The Tories are in trouble. They’re behind in the polls, their plan to rejig electorate boundaries has come unstuck, and their own supporters don’t think they can win next election, due in two years. Cameron is desperate to get rid of the image of the “nasty party”, who only govern in the interests of the rich. “Spreading privilege” is not a line that’s likely to work; it is more a tribute to how much he has been thrown off balance by Ed Miliband’s speech at the Labour party conference.
But they are still the same old Tory Party. When in trouble, embrace Laura Naude. Earlier in the week the new Justice Secretary Grayling’s line was to promise that homeowners defending their property against burglars would not be prosecuted if they used unreasonable force. Prosecution would only happen if the force was egregiously unreasonable. Stabbing would be ok if they were conscious; stabbing while unconscious would not.

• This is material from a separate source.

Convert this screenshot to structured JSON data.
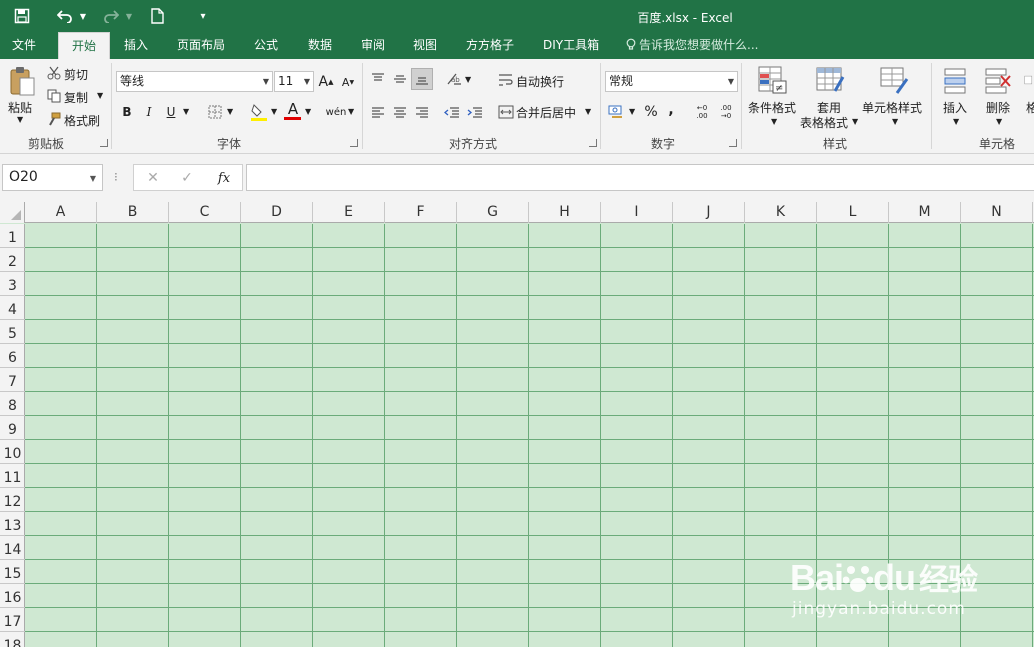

We should remember that the Tories around the world talk to each other and share ideas for campaigning and communications. So as National gets more desperate in New Zealand we might perhaps look to see “Stabber Collins” replace “Crusher Collins”. After all, Cameron borrowed his lines from Key; Tories are different because they are “aspirational”. Yeah right – for themselves.
More importantly, Tories on both sides of the world are wedded to austerity politics. Not for the top end though; Osborne and English have both cut the top rate of tax, and refused any kind of wealth tax. Spreading privilege doesn’t go that far.